My adult child lives with me. Can this affect my OW?
Beware of scams
People have been getting phone calls with a pre-recorded message telling them their Ontario Works account has been deleted.
This is a scam to trick you into sharing your personal information. If you get a call like that, hang up the phone. You can report these calls to the Canadian Anti-Fraud Centre at 1-888-495-8501.
Long delays for appeal hearings
If you're appealing a decision made by OW or ODSP in 2020, your appeal hearing may not happen for a long time. People report that they're getting hearing dates from the that are between 9 and 16 months in the future. We'll update this information as things change.
An adult child is someone who is 18 or older. If an adult child lives with you, how this affects from Ontario Works (OW) is complicated and depends on your situation.
This answer and next steps give basic information. A community legal clinic may be able to explain more fully how this will affect you. For example, they may be able to tell you whether OW will expect you to require your child to pay housing costs to live with you.
You have to tell OW about other people in your household. OW calls this your “benefit unit”. They look at who is in your household when they decide if you qualify for financial assistance and how much you get.
When your adult child is included in your household
OW includes your adult child who lives with you as part of your household if:
- they don't qualify for from the Ontario Disability Support Program (ODSP), and
- they're not “financially independent”. See Step 1.
If OW includes them in your household because the rules above apply, they're called a dependent adult.
Choices “financially independent” children can make
If OW says that your adult child who lives with you is financially independent, they may be able to choose between:
- applying for assistance from OW on their own, or
- being included in your household.
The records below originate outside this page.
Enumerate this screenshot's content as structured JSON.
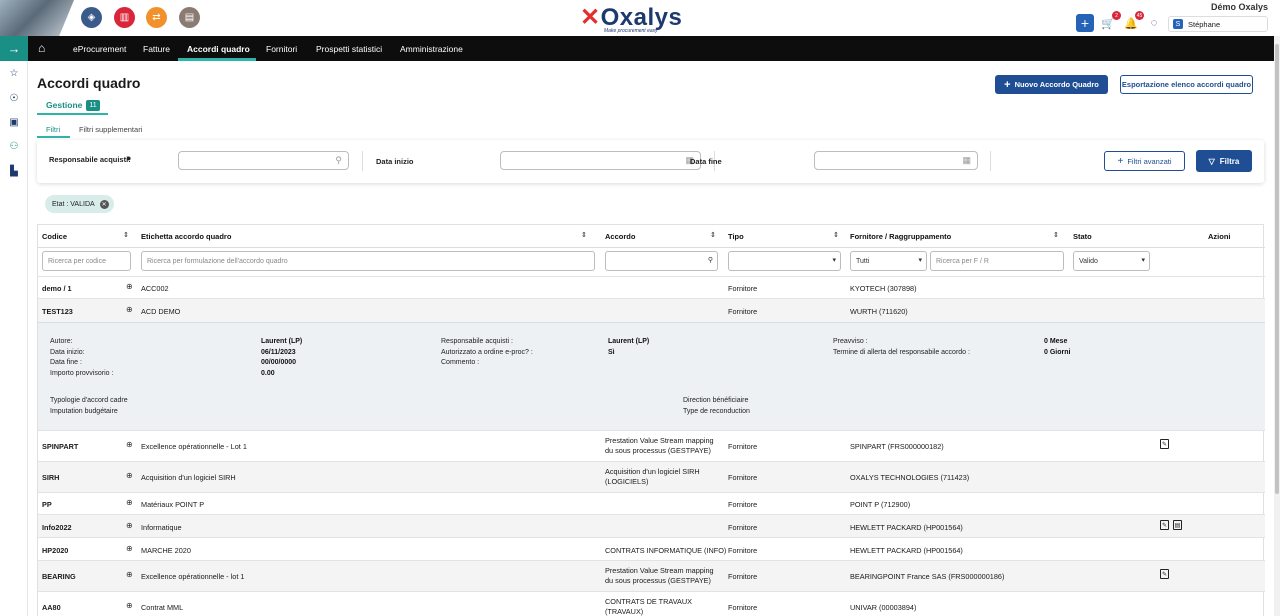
{
  "header": {
    "account": "Démo Oxalys",
    "user_initial": "S",
    "user_name": "Stéphane",
    "cart_count": "2",
    "notif_count": "45",
    "logo_o": "Oxalys",
    "logo_tag": "Make procurement easy"
  },
  "nav": {
    "items": [
      "eProcurement",
      "Fatture",
      "Accordi quadro",
      "Fornitori",
      "Prospetti statistici",
      "Amministrazione"
    ]
  },
  "page": {
    "title": "Accordi quadro",
    "tab_label": "Gestione",
    "tab_count": "11",
    "btn_new": "Nuovo Accordo Quadro",
    "btn_export": "Esportazione elenco accordi quadro",
    "filter_tab_1": "Filtri",
    "filter_tab_2": "Filtri supplementari"
  },
  "filters": {
    "responsabile_label": "Responsabile acquisti:",
    "data_inizio_label": "Data inizio",
    "data_fine_label": "Data fine",
    "btn_advanced": "Filtri avanzati",
    "btn_filter": "Filtra",
    "chip": "Etat : VALIDA"
  },
  "table": {
    "headers": [
      "Codice",
      "Etichetta accordo quadro",
      "Accordo",
      "Tipo",
      "Fornitore / Raggruppamento",
      "Stato",
      "Azioni"
    ],
    "search_codice": "Ricerca per codice",
    "search_etichetta": "Ricerca per formulazione dell'accordo quadro",
    "search_fornitore_select": "Tutti",
    "search_fornitore": "Ricerca per F / R",
    "search_stato": "Valido",
    "rows": [
      {
        "code": "demo / 1",
        "label": "ACC002",
        "accordo": "",
        "accordo2": "",
        "tipo": "Fornitore",
        "fornitore": "KYOTECH (307898)"
      },
      {
        "code": "TEST123",
        "label": "ACD DEMO",
        "accordo": "",
        "accordo2": "",
        "tipo": "Fornitore",
        "fornitore": "WURTH (711620)"
      },
      {
        "code": "SPINPART",
        "label": "Excellence opérationnelle - Lot 1",
        "accordo": "Prestation Value Stream mapping",
        "accordo2": "du sous processus (GESTPAYE)",
        "tipo": "Fornitore",
        "fornitore": "SPINPART (FRS000000182)"
      },
      {
        "code": "SIRH",
        "label": "Acquisition d'un logiciel SIRH",
        "accordo": "Acquisition d'un logiciel SIRH",
        "accordo2": "(LOGICIELS)",
        "tipo": "Fornitore",
        "fornitore": "OXALYS TECHNOLOGIES (711423)"
      },
      {
        "code": "PP",
        "label": "Matériaux POINT P",
        "accordo": "",
        "accordo2": "",
        "tipo": "Fornitore",
        "fornitore": "POINT P (712900)"
      },
      {
        "code": "Info2022",
        "label": "Informatique",
        "accordo": "",
        "accordo2": "",
        "tipo": "Fornitore",
        "fornitore": "HEWLETT PACKARD (HP001564)"
      },
      {
        "code": "HP2020",
        "label": "MARCHE 2020",
        "accordo": "CONTRATS INFORMATIQUE (INFO)",
        "accordo2": "",
        "tipo": "Fornitore",
        "fornitore": "HEWLETT PACKARD (HP001564)"
      },
      {
        "code": "BEARING",
        "label": "Excellence opérationnelle - lot 1",
        "accordo": "Prestation Value Stream mapping",
        "accordo2": "du sous processus (GESTPAYE)",
        "tipo": "Fornitore",
        "fornitore": "BEARINGPOINT France SAS (FRS000000186)"
      },
      {
        "code": "AA80",
        "label": "Contrat MML",
        "accordo": "CONTRATS DE TRAVAUX",
        "accordo2": "(TRAVAUX)",
        "tipo": "Fornitore",
        "fornitore": "UNIVAR (00003894)"
      }
    ],
    "detail": {
      "autore_label": "Autore:",
      "autore": "Laurent (LP)",
      "data_inizio_label": "Data inizio:",
      "data_inizio": "06/11/2023",
      "data_fine_label": "Data fine :",
      "data_fine": "00/00/0000",
      "importo_label": "Importo provvisorio :",
      "importo": "0.00",
      "resp_label": "Responsabile acquisti :",
      "resp": "Laurent (LP)",
      "autorizzato_label": "Autorizzato a ordine e-proc? :",
      "autorizzato": "Sì",
      "commento_label": "Commento :",
      "preavviso_label": "Preavviso :",
      "preavviso": "0 Mese",
      "termine_label": "Termine di allerta del responsabile accordo :",
      "termine": "0 Giorni",
      "typologie": "Typologie d'accord cadre",
      "imputation": "Imputation budgétaire",
      "direction": "Direction bénéficiaire",
      "reconduction": "Type de reconduction"
    }
  }
}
To find out how this can affect your financial assistance, talk to a community legal clinic.
But there are times when adult children do not have this choice. See Step 2.